With comparisons a plenty, the closest person that Berry’s game resembles is that of All-Pro Ed Reed. Both have outstanding instincts and can break on the ball better than most. They also both play the game very intelligently, as they are great at baiting quarterbacks into bad throws and capitalizing on mistakes. The instant recognition of routes and tendency’s an offense has makes these two appear to be psychic. [NFLDraftDog.com]
Read & React: One of his greatest assets. Shows uncommon discipline, reading the play completely before making his move. Rarely fooled by play-action or misdirection or beaten over the top due to taking false steps. Reads screens at the line of scrimmage, but waits until the quarterback is making the throw before accelerating to the ball. Good burst and accelerates smoothly. Takes very good angles to the ball. Good body control and times his leaps very well to compete in jump-ball situations with bigger receivers... Man Coverage: Unique agility and straight-line speed for a safety. Often was asked to drop down as the nickel cornerback, showing good flexibility, balance and acceleration to turn and run with receivers. Can flip his hips, plant his foot in the ground and drive to mirror receivers' routes. Good physicality in press to re-route the slot receiver or tight end. Rides receivers for a few yards to disrupt timing with the quarterback. Times his leaps well and has natural ball skills... Intangibles: High character, high-effort player. Coaches rave about his leadership qualities and instincts. Started all 39 games of his career, including 14 as a true freshman. Voted team captain as a sophomore and junior. Competes on special teams despite his All-American status...[CBS Sports]

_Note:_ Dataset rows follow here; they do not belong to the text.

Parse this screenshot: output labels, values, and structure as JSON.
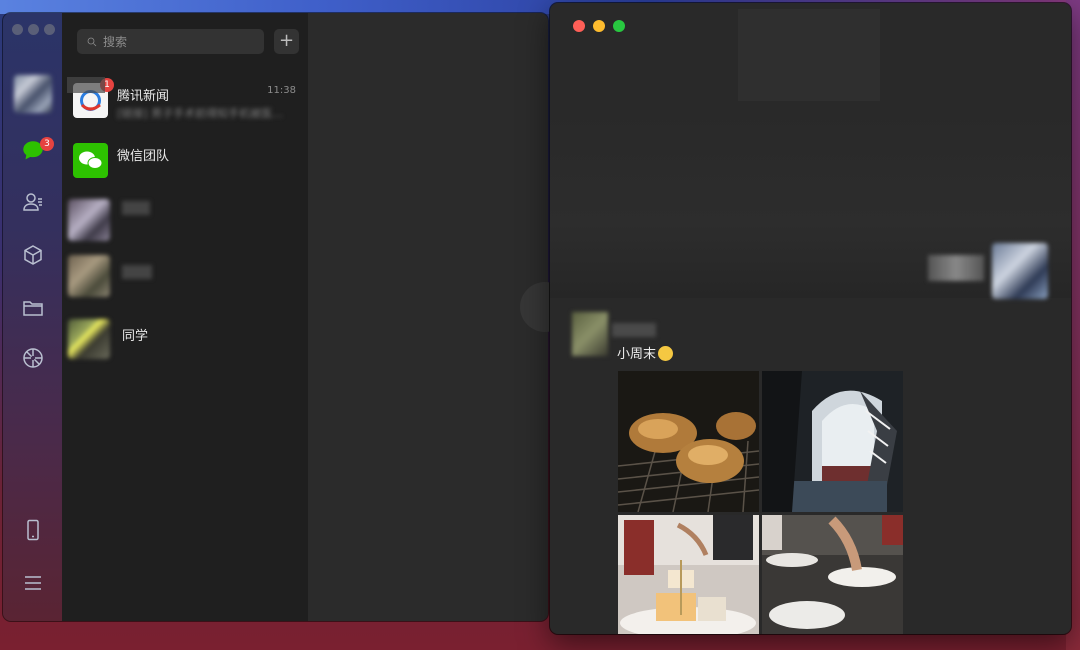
{
  "sidebar": {
    "chat_badge": "3",
    "icons": [
      "chat-icon",
      "contacts-icon",
      "cube-icon",
      "folder-icon",
      "moments-icon",
      "phone-icon",
      "menu-icon"
    ]
  },
  "chat_list": {
    "search_placeholder": "搜索",
    "add_label": "+",
    "items": [
      {
        "name": "腾讯新闻",
        "time": "11:38",
        "preview": "[链接] 男子手术前得知手机被医…",
        "badge": "1"
      },
      {
        "name": "微信团队",
        "time": "",
        "preview": ""
      },
      {
        "name": "",
        "time": "",
        "preview": ""
      },
      {
        "name": "",
        "time": "",
        "preview": ""
      },
      {
        "name": "同学",
        "time": "",
        "preview": ""
      }
    ]
  },
  "chat_window": {
    "message_text": "小周末",
    "photos": [
      "grilled-food",
      "arched-window",
      "dessert-tea-set",
      "table-plates"
    ]
  },
  "colors": {
    "badge": "#e64340",
    "wechat_green": "#2dc100",
    "close": "#ff5f57",
    "minimize": "#febc2e",
    "zoom": "#28c840"
  }
}
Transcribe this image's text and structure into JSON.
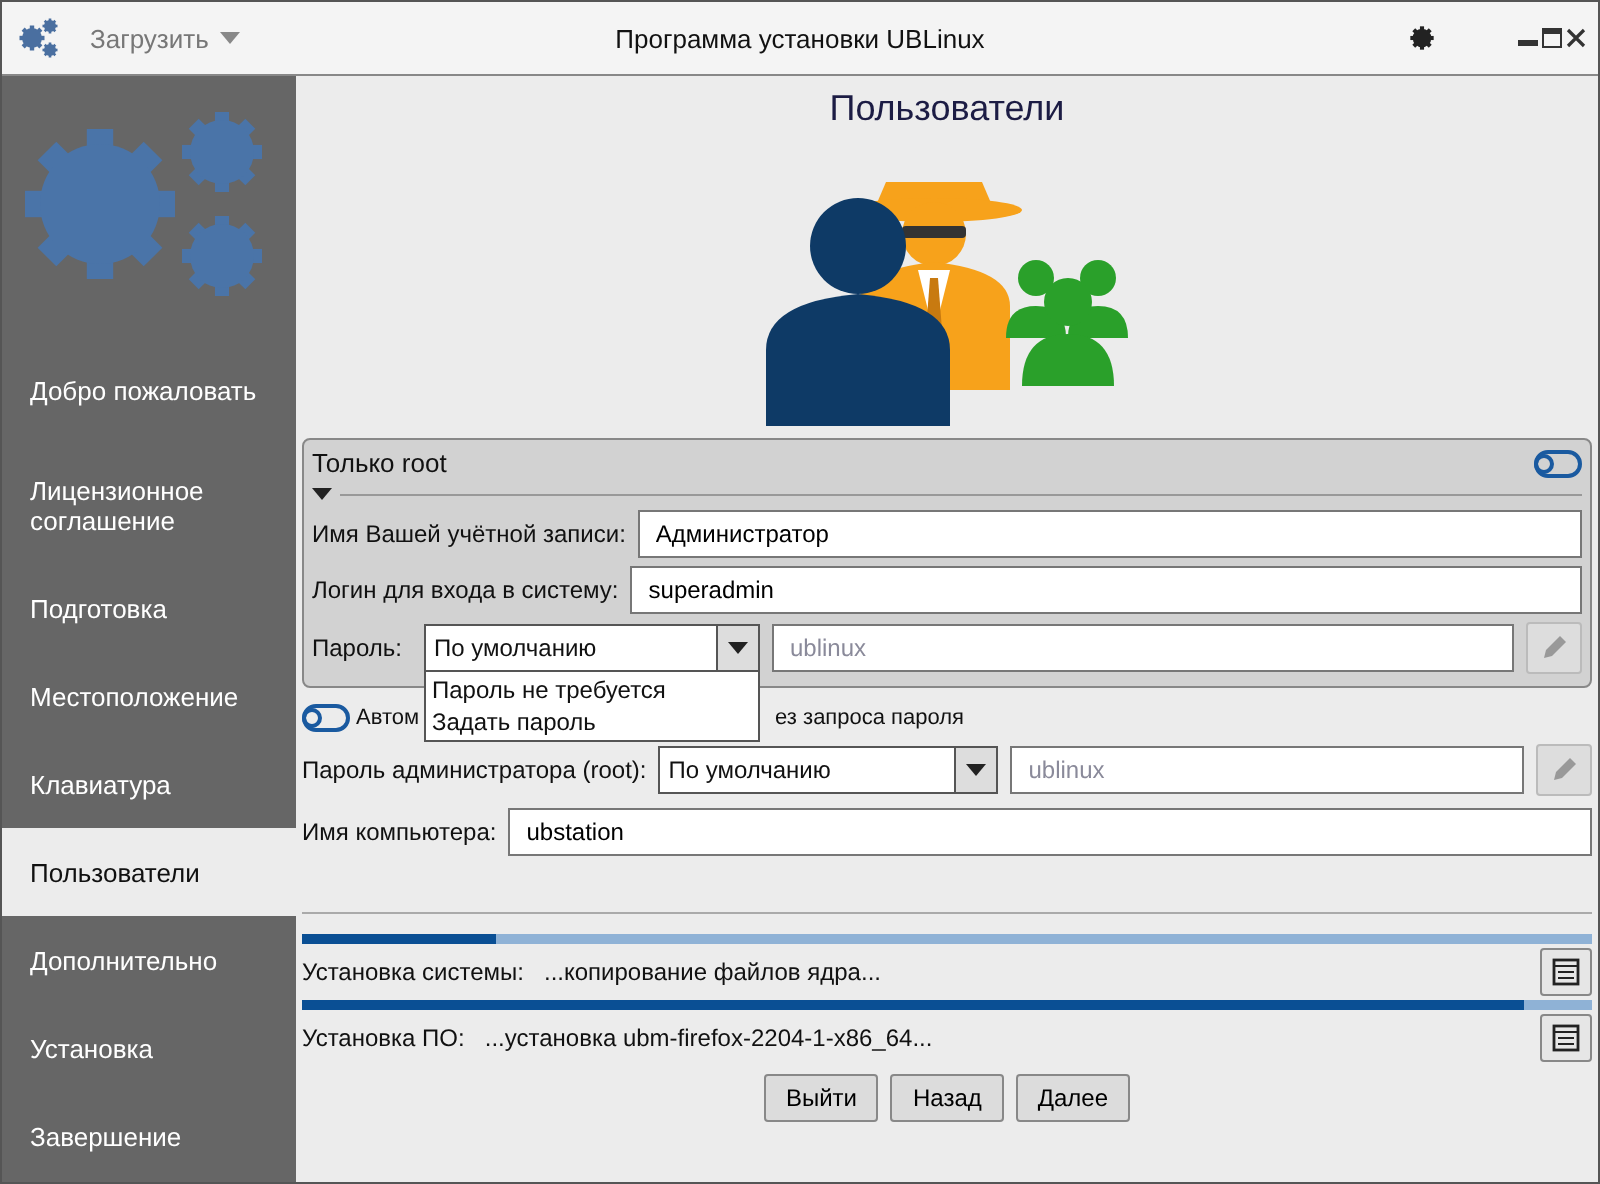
{
  "window": {
    "title": "Программа установки UBLinux",
    "menu": "Загрузить"
  },
  "sidebar": {
    "items": [
      {
        "label": "Добро пожаловать",
        "selected": false
      },
      {
        "label": "Лицензионное соглашение",
        "selected": false
      },
      {
        "label": "Подготовка",
        "selected": false
      },
      {
        "label": "Местоположение",
        "selected": false
      },
      {
        "label": "Клавиатура",
        "selected": false
      },
      {
        "label": "Пользователи",
        "selected": true
      },
      {
        "label": "Дополнительно",
        "selected": false
      },
      {
        "label": "Установка",
        "selected": false
      },
      {
        "label": "Завершение",
        "selected": false
      }
    ]
  },
  "page": {
    "title": "Пользователи"
  },
  "root_only": {
    "label": "Только root",
    "on": false,
    "account_name": {
      "label": "Имя Вашей учётной записи:",
      "value": "Администратор"
    },
    "login": {
      "label": "Логин для входа в систему:",
      "value": "superadmin"
    },
    "password": {
      "label": "Пароль:",
      "mode": "По умолчанию",
      "placeholder": "ublinux",
      "options": [
        "Пароль не требуется",
        "Задать пароль"
      ]
    }
  },
  "autologin": {
    "label_start": "Автом",
    "label_end": "ез запроса пароля",
    "on": false
  },
  "root_password": {
    "label": "Пароль администратора (root):",
    "mode": "По умолчанию",
    "placeholder": "ublinux"
  },
  "hostname": {
    "label": "Имя компьютера:",
    "value": "ubstation"
  },
  "progress": [
    {
      "label": "Установка системы:",
      "status": "...копирование файлов ядра...",
      "level": 0.15
    },
    {
      "label": "Установка ПО:",
      "status": "...установка ubm-firefox-2204-1-x86_64...",
      "level": 0.947
    }
  ],
  "buttons": [
    "Выйти",
    "Назад",
    "Далее"
  ]
}
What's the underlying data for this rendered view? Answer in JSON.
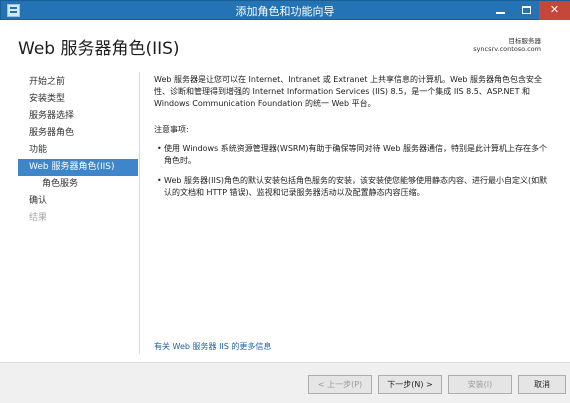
{
  "window": {
    "title": "添加角色和功能向导",
    "minimize": "minimize",
    "maximize": "maximize",
    "close": "✕"
  },
  "header": {
    "page_title": "Web 服务器角色(IIS)",
    "server_role_label": "目标服务器",
    "server_name": "syncsrv.contoso.com"
  },
  "nav": {
    "items": [
      {
        "label": "开始之前",
        "state": "normal"
      },
      {
        "label": "安装类型",
        "state": "normal"
      },
      {
        "label": "服务器选择",
        "state": "normal"
      },
      {
        "label": "服务器角色",
        "state": "normal"
      },
      {
        "label": "功能",
        "state": "normal"
      },
      {
        "label": "Web 服务器角色(IIS)",
        "state": "active"
      },
      {
        "label": "角色服务",
        "state": "sub"
      },
      {
        "label": "确认",
        "state": "normal"
      },
      {
        "label": "结果",
        "state": "disabled"
      }
    ]
  },
  "content": {
    "intro": "Web 服务器是让您可以在 Internet、Intranet 或 Extranet 上共享信息的计算机。Web 服务器角色包含安全性、诊断和管理得到增强的 Internet Information Services (IIS) 8.5，是一个集成 IIS 8.5、ASP.NET 和 Windows Communication Foundation 的统一 Web 平台。",
    "notes_title": "注意事项:",
    "bullets": [
      "使用 Windows 系统资源管理器(WSRM)有助于确保等同对待 Web 服务器通信，特别是此计算机上存在多个角色时。",
      "Web 服务器(IIS)角色的默认安装包括角色服务的安装，该安装使您能够使用静态内容、进行最小自定义(如默认的文档和 HTTP 错误)、监视和记录服务器活动以及配置静态内容压缩。"
    ],
    "bullet_glyph": "•",
    "more_info_link": "有关 Web 服务器 IIS 的更多信息"
  },
  "footer": {
    "prev": "< 上一步(P)",
    "next": "下一步(N) >",
    "install": "安装(I)",
    "cancel": "取消"
  },
  "colors": {
    "titlebar": "#2474b5",
    "nav_active": "#3c86c9",
    "link": "#1f5fa8",
    "close_button": "#c7463b"
  }
}
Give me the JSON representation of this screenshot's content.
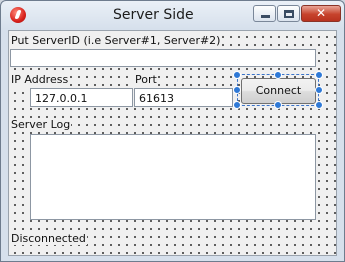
{
  "window": {
    "title": "Server Side",
    "controls": {
      "minimize": "minimize",
      "maximize": "maximize",
      "close": "close"
    }
  },
  "form": {
    "server_id_label": "Put ServerID (i.e Server#1, Server#2)",
    "server_id_value": "",
    "ip_label": "IP Address",
    "ip_value": "127.0.0.1",
    "port_label": "Port",
    "port_value": "61613",
    "connect_label": "Connect",
    "log_label": "Server Log",
    "log_value": "",
    "status": "Disconnected"
  },
  "colors": {
    "close_button": "#c7432d",
    "selection": "#2f79d6",
    "client_background": "#f0f0f0"
  }
}
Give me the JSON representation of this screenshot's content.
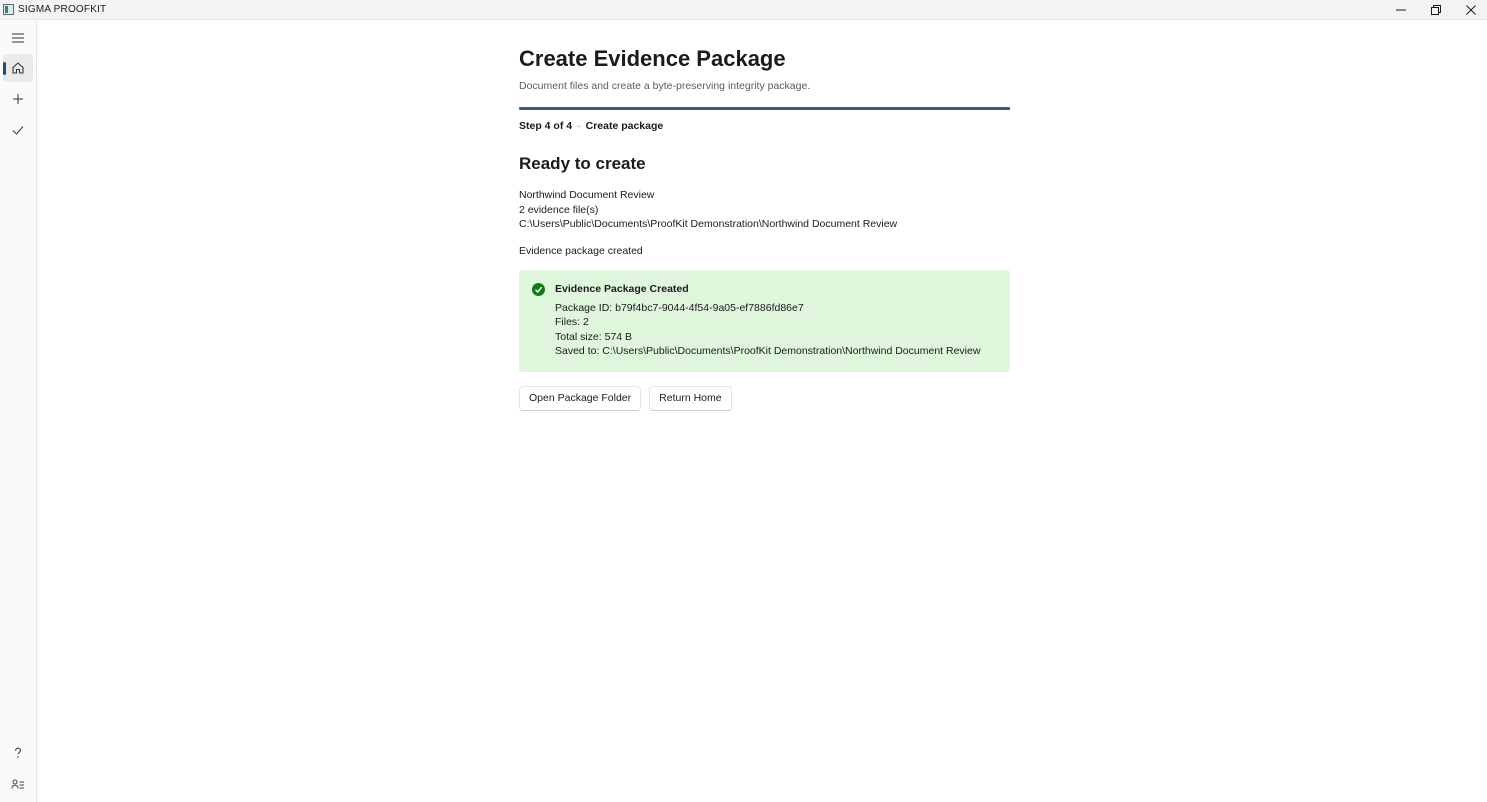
{
  "window": {
    "title": "SIGMA PROOFKIT",
    "controls": [
      "minimize-icon",
      "restore-icon",
      "close-icon"
    ]
  },
  "sidebar": {
    "items": [
      {
        "icon": "hamburger-menu-icon"
      },
      {
        "icon": "home-icon",
        "selected": true
      },
      {
        "icon": "plus-icon"
      },
      {
        "icon": "checkmark-icon"
      }
    ],
    "footer_items": [
      {
        "icon": "help-icon"
      },
      {
        "icon": "settings-icon"
      }
    ]
  },
  "header": {
    "title": "Create Evidence Package",
    "subtitle": "Document files and create a byte-preserving integrity package."
  },
  "progress": {
    "fraction": 1.0
  },
  "step": {
    "label": "Step 4 of 4",
    "separator": "·",
    "name": "Create package"
  },
  "main": {
    "section_title": "Ready to create",
    "summary": {
      "case_name": "Northwind Document Review",
      "file_count": "2 evidence file(s)",
      "path": "C:\\Users\\Public\\Documents\\ProofKit Demonstration\\Northwind Document Review"
    },
    "status": "Evidence package created"
  },
  "result": {
    "title": "Evidence Package Created",
    "package_id": "Package ID: b79f4bc7-9044-4f54-9a05-ef7886fd86e7",
    "files": "Files: 2",
    "total_size": "Total size: 574 B",
    "saved_to": "Saved to: C:\\Users\\Public\\Documents\\ProofKit Demonstration\\Northwind Document Review"
  },
  "actions": {
    "open_folder": "Open Package Folder",
    "return_home": "Return Home"
  },
  "colors": {
    "accent": "#1f4e79",
    "progress": "#3a5a78",
    "success_bg": "#dff6dd",
    "success_icon": "#107c10"
  }
}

Berry may be a once-in-a-generation player--measured in NFL generations, that is: Ed Reed, after all, is about to retire just as Berry comes on the scene. If Seattle believes in reincarnation, this is an easy pick.